From the back of the map:
Founded by Dan and Pauline Lutkenhouse in 1978, the Garden was opened to the public in 1984. The Founders purchased seventeen acres on the ocean and spent six years hand-clering the impenetrable tropical jungle to create the winding trails and outstanding beauty you will experience as you walk through the Garden. They later purchased an additional twenty acres and donated the entire thirty-seven acres to Hawaii Tropical Botanical Garden, establishing a non-profit nature preserve.
I have included a few pictures of the inside of the gift shop, as well as a glance at the map and trail guide we were given when we entered. My neck is sore from looking up so much. Plants that we may have only seen in a much smaller size in our own gardens are monsters here. Even if you would like to, you don’t need to know the names of all the plants in order to enjoy their beauty.
Follow me as I take you down this path into a garden of delights! Click here to view the slide show.
This post is completely out of character for my blog, but it does tell you of one of our local businesses. About two years ago, I treated myself to a pedicure for the first time ever in my life! I always thought I had ugly toes and feet (I still worry about that), but I discovered that a good pedicure can do wonders! My ugly toes are gone forever! (Oops! See addendum below.)
Christie Gibson is well known beyond Ocean View for her unique designs and results. Check out her website to read more about her, to see photos of unique nails, articles by and about Christie, and much more. Click on the picture of the salon group on her website to see the entire staff.

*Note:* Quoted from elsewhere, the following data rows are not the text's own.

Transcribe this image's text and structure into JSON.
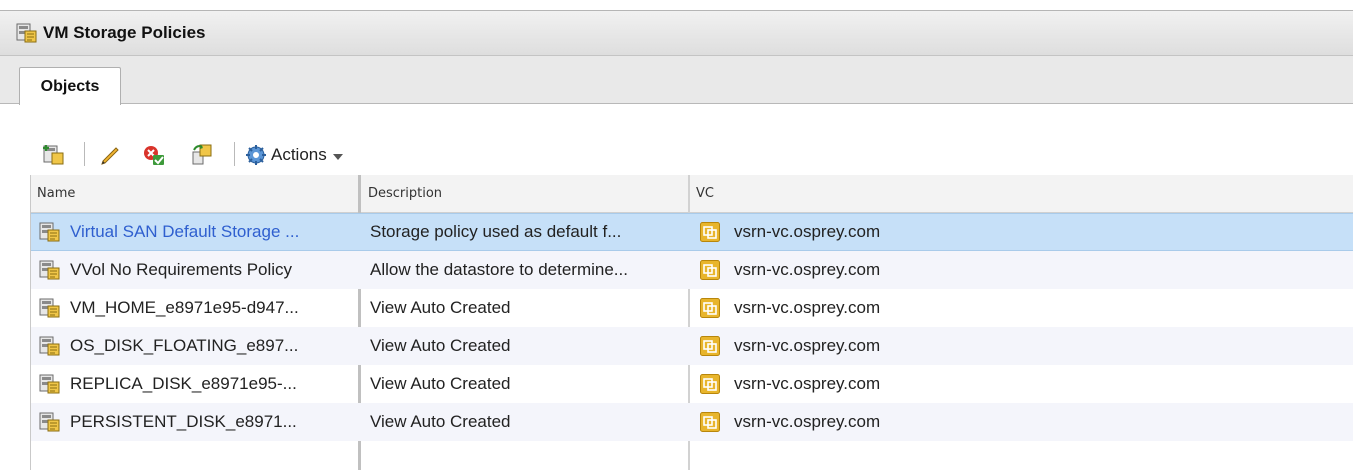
{
  "panel": {
    "title": "VM Storage Policies"
  },
  "tabs": [
    {
      "label": "Objects",
      "active": true
    }
  ],
  "toolbar": {
    "buttons": [
      {
        "icon": "create-policy-icon"
      },
      {
        "icon": "edit-pencil-icon"
      },
      {
        "icon": "check-compliance-icon"
      },
      {
        "icon": "reapply-policy-icon"
      }
    ],
    "actions_label": "Actions"
  },
  "table": {
    "columns": [
      "Name",
      "Description",
      "VC"
    ],
    "rows": [
      {
        "name": "Virtual SAN Default Storage ...",
        "description": "Storage policy used as default f...",
        "vc": "vsrn-vc.osprey.com",
        "selected": true
      },
      {
        "name": "VVol No Requirements Policy",
        "description": "Allow the datastore to determine...",
        "vc": "vsrn-vc.osprey.com"
      },
      {
        "name": "VM_HOME_e8971e95-d947...",
        "description": "View Auto Created",
        "vc": "vsrn-vc.osprey.com"
      },
      {
        "name": "OS_DISK_FLOATING_e897...",
        "description": "View Auto Created",
        "vc": "vsrn-vc.osprey.com"
      },
      {
        "name": "REPLICA_DISK_e8971e95-...",
        "description": "View Auto Created",
        "vc": "vsrn-vc.osprey.com"
      },
      {
        "name": "PERSISTENT_DISK_e8971...",
        "description": "View Auto Created",
        "vc": "vsrn-vc.osprey.com"
      }
    ]
  },
  "colors": {
    "selection": "#c6e0f8",
    "link": "#2f5fcf",
    "vc_icon": "#e8b52c"
  }
}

If you enlarge that photo, Charlie (the one with the red streak in her hair) is the one who always does my pedicures. And Charlie learned from Christie, the very best. It’s fun to know that our little community of Ocean View is home to so much fame. Here is Christie at work on a customer.
There are so many colors and designs to choose from, even for the lowly toe!

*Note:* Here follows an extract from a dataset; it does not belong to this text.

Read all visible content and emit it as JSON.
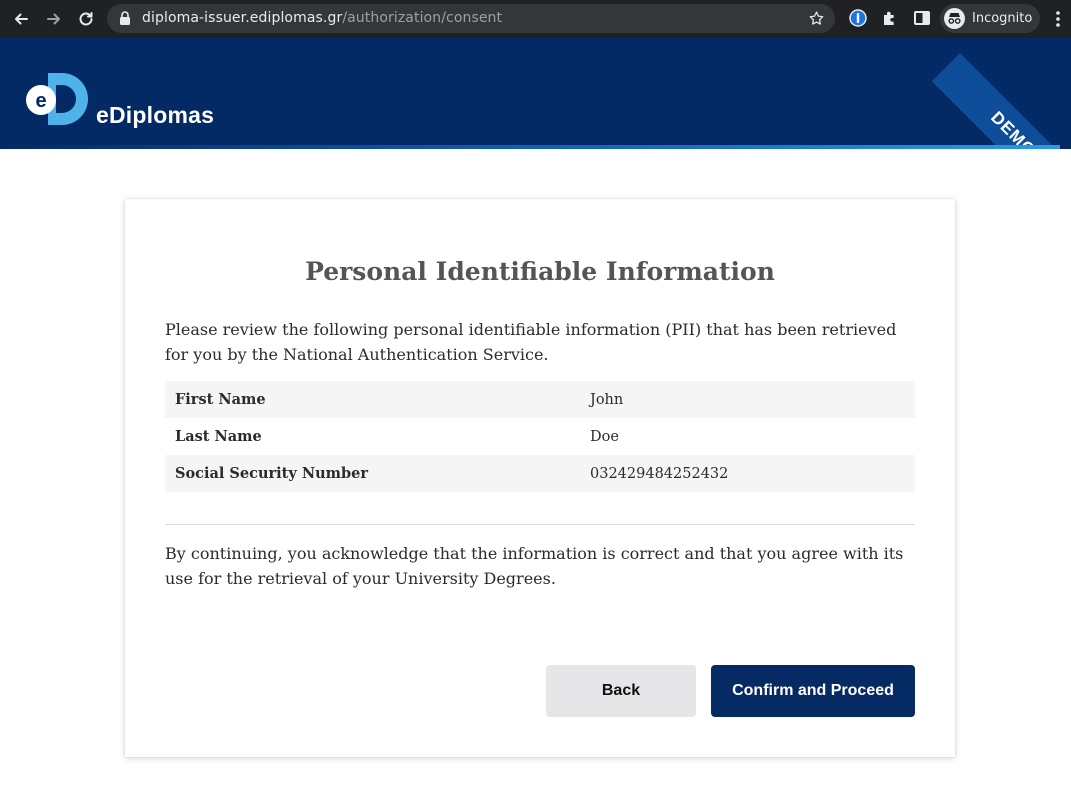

The earrings are made by Marty, and I have bought several pair of the big ones, of course.
Here is a little photo story of my pedicure last week. While I relax in a vibrating massage chair, my tired feet get a good soaking. Gardening in lava is hard on feet!
Pictures cannot describe the delight of having your calluses sanded, followed by a lower leg massage. I got Charlie to stop concentrating on her work long enough to take her picture.
After nails and cuticles are trimmed, the painting process begins.
The color coat is brushed on in two layers. There were other things brushed on, too, but I’m not sure what they were for – perhaps to make sure the paint stayed on longer?
I usually get something in blues or purple, sometimes even green. This was the first time I opted for cherry red. I decided on little white footprints for my “nail art” this time. In the spring, I had tulips. You can see the footprints in the opening photo as one of many choices. Charlie is carefully painting them onto my big toes.
At last, here’s the finished product, waiting to dry before I head home.
As I left, I took a shot of the length of the salon from the front door. You’ll find this shop tucked in the strip of shops on the mauka (mountain) side of Ocean View, near Ace Hardware.
It’s a friendly, professional, and neighborly place to spend an hour or so. I try to get a pedicure with a new and different paint job every couple of months as a special treat for myself. I highly recommend it for anyone! This isn’t a salon for “women only,” by the way. Men come here for haircuts or for a pedicure to ease their tired and sore feet, also.
A hui hou!
Addendum: Two days after I had this pedicure, I stubbed my right toe and ripped the entire beautiful toenail right off! OUCH! It is wrapped in a bandaid now, while I’m hobbling around, wondering if I should see a podiatrist. All that fun with Charlie for naught!
Aloha! Feral Fables, my newly published e-book, will be available for a special promotional price of $2.99 until August 1, 2010. Go here to to buy or sample Feral Fables. Use the promotional code “SL25S” (not case sensitive) at checkout. Mahalo! (Thank you!)